───── Material provided

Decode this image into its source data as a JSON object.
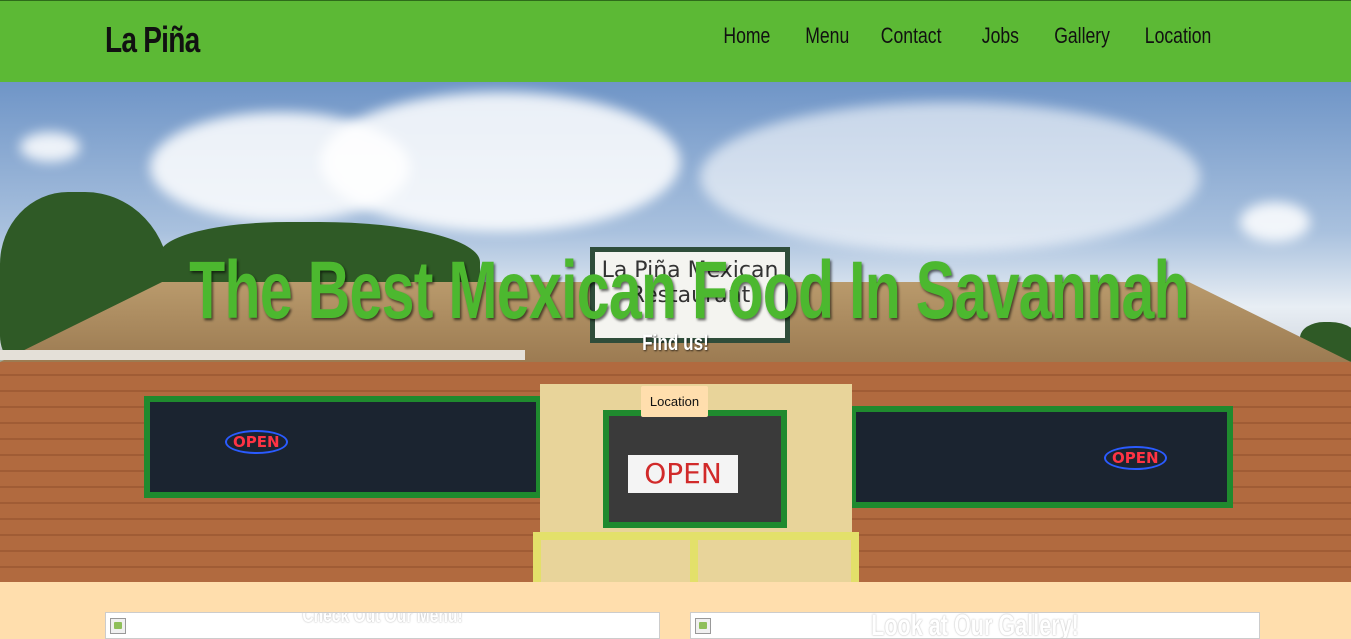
{
  "header": {
    "brand": "La Piña",
    "nav": [
      "Home",
      "Menu",
      "Contact",
      "Jobs",
      "Gallery",
      "Location"
    ]
  },
  "hero": {
    "title": "The Best Mexican Food In Savannah",
    "subtitle": "Find us!",
    "button_label": "Location",
    "photo_signs": {
      "roof_sign": "La Piña Mexican Restaurant",
      "door_sign": "OPEN",
      "neon_left": "OPEN",
      "neon_right": "OPEN"
    }
  },
  "cards": [
    {
      "title": "Check Out Our Menu!"
    },
    {
      "title": "Look at Our Gallery!"
    }
  ],
  "colors": {
    "header_bg": "#5cb935",
    "accent_green": "#4cb82f",
    "page_bg": "#ffdead"
  }
}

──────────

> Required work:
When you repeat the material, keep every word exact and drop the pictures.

> Task response:
Decode this image into its source data as a JSON object.
{
  "header": {
    "brand": "La Piña",
    "nav": [
      "Home",
      "Menu",
      "Contact",
      "Jobs",
      "Gallery",
      "Location"
    ]
  },
  "hero": {
    "title": "The Best Mexican Food In Savannah",
    "subtitle": "Find us!",
    "button_label": "Location",
    "photo_signs": {
      "roof_sign": "La Piña Mexican Restaurant",
      "door_sign": "OPEN",
      "neon_left": "OPEN",
      "neon_right": "OPEN"
    }
  },
  "cards": [
    {
      "title": "Check Out Our Menu!"
    },
    {
      "title": "Look at Our Gallery!"
    }
  ],
  "colors": {
    "header_bg": "#5cb935",
    "accent_green": "#4cb82f",
    "page_bg": "#ffdead"
  }
}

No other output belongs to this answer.